But one particular incident that is said to have raised eyebrows involved Diana and Her Majesty, 93, during one Christmas lunch at Sandringham.
Diana, who died aged 36 in 1997, reportedly asked a ‘brutal question’ which left the rest of the Royal Family – including Prince Charles – ‘looking at her as if she were mad.’
It was while around the dinner table, Diana reportedly broached the subject of the Royal Family and a federal Europe.
According to royal biographer Andrew Morton, he claims Diana asked whether the royals would be relevant.
Writing in his book Diana: Her True Story, Mr Morton wrote: “The Queen, Prince Charles and the rest of the royal family looked at her as if she were mad and continued with their debate on who shot the last pheasant of the day, a discussion which occupied the rest of the evening.
“As a friend says: ‘She finds the monarchy claustrophobic and completely outdated with no relevance to today’s life and problems.
“She feels that it is a crumbling institution and believes that the family won’t know what has hit them in a few years’ time unless it changes too’.”
Meanwhile, it was after Diana’s death in Paris that it emerged she had helped with the blisteringly honest book Diana: Her True Story.

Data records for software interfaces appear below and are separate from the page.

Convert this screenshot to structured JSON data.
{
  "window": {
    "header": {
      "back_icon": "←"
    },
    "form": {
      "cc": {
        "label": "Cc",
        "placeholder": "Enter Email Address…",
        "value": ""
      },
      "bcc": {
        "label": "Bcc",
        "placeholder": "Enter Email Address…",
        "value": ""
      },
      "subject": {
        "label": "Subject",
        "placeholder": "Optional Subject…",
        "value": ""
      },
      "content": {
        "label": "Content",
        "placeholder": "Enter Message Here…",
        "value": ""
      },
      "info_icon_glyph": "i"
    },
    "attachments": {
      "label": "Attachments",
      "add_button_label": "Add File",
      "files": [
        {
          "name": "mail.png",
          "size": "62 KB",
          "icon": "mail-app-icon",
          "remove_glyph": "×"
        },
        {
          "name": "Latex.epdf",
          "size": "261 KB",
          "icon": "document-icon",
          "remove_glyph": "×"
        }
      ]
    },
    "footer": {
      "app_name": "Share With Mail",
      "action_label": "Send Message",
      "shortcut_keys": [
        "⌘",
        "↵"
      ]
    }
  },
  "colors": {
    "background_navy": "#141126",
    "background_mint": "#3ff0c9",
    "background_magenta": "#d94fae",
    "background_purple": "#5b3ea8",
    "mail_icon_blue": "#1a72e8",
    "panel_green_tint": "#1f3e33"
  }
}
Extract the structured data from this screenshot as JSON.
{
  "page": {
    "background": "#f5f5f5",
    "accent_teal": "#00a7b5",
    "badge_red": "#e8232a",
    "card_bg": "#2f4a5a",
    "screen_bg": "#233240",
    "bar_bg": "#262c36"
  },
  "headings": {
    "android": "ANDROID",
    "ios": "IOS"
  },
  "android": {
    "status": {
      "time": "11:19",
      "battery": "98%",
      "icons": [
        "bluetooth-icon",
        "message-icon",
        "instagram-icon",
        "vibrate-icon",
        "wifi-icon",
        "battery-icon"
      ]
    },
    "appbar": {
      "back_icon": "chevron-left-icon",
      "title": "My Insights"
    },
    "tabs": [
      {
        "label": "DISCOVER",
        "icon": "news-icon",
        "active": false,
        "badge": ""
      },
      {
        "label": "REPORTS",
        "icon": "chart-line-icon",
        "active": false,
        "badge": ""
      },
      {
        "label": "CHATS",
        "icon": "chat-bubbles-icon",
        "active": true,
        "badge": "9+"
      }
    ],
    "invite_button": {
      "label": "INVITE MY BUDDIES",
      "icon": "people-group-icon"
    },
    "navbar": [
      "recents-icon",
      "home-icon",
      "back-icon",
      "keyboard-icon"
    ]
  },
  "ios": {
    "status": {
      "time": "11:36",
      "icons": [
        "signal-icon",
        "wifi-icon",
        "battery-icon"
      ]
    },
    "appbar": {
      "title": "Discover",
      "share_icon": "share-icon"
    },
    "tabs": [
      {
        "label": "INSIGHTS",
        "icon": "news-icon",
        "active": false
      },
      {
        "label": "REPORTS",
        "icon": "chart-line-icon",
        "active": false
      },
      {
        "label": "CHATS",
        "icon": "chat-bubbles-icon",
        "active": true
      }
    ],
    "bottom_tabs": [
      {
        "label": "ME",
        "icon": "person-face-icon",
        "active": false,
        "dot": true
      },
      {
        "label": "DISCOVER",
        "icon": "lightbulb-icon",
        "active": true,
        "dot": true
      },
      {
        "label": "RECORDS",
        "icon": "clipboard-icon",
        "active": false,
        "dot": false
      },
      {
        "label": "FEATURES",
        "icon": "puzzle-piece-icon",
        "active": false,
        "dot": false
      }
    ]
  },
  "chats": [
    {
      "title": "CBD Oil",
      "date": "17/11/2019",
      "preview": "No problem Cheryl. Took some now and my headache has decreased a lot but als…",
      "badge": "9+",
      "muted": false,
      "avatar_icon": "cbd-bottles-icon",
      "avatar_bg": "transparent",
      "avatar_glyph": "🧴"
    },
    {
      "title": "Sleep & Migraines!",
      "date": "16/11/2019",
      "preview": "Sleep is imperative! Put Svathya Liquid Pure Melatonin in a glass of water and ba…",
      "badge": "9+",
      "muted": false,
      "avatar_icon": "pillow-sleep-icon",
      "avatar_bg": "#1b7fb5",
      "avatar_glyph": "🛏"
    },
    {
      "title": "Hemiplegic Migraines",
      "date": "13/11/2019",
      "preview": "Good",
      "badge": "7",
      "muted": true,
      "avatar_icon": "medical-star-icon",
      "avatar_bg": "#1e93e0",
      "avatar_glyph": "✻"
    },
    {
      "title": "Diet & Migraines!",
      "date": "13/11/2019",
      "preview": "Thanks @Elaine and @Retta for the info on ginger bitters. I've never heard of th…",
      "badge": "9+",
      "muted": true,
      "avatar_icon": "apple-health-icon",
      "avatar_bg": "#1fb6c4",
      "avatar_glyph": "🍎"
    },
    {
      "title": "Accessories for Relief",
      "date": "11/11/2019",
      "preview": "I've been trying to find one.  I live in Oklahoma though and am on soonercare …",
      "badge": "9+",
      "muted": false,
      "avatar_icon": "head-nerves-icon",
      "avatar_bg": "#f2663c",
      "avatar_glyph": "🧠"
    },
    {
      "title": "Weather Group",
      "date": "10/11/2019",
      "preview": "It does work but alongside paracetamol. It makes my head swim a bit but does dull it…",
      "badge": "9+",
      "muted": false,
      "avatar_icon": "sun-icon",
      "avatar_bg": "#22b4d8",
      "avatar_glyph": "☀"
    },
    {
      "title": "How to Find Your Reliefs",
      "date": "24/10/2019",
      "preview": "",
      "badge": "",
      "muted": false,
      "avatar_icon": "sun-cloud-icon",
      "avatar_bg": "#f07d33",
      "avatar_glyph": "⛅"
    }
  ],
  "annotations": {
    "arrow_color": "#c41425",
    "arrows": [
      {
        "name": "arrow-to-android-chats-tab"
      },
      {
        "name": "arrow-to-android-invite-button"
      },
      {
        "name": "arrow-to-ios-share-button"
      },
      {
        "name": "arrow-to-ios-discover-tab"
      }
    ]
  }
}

The mum-of-two collaborated with royal biographer Mr Morton and got her friends and family to talk candidly about her troubled marriage with Charles.
Details of life inside the House of Windsor and even her relationship with the Queen were revealed.
The Queen was allegedly “stunned” by what was written and that her daughter-in-law would air her “dirty linen in such a way.”
But Diana admitted she felt “desperate” and as if she was “at the end of her tether.”
However despite clashing over their differences, the Queen described Diana as “an exceptional and gifted human being.”
In a public tribute to Diana days after her death, Her Majesty said: “Since last Sunday’s dreadful news we have seen, throughout Britain and around the world, an overwhelming expression of sadness at Diana’s death.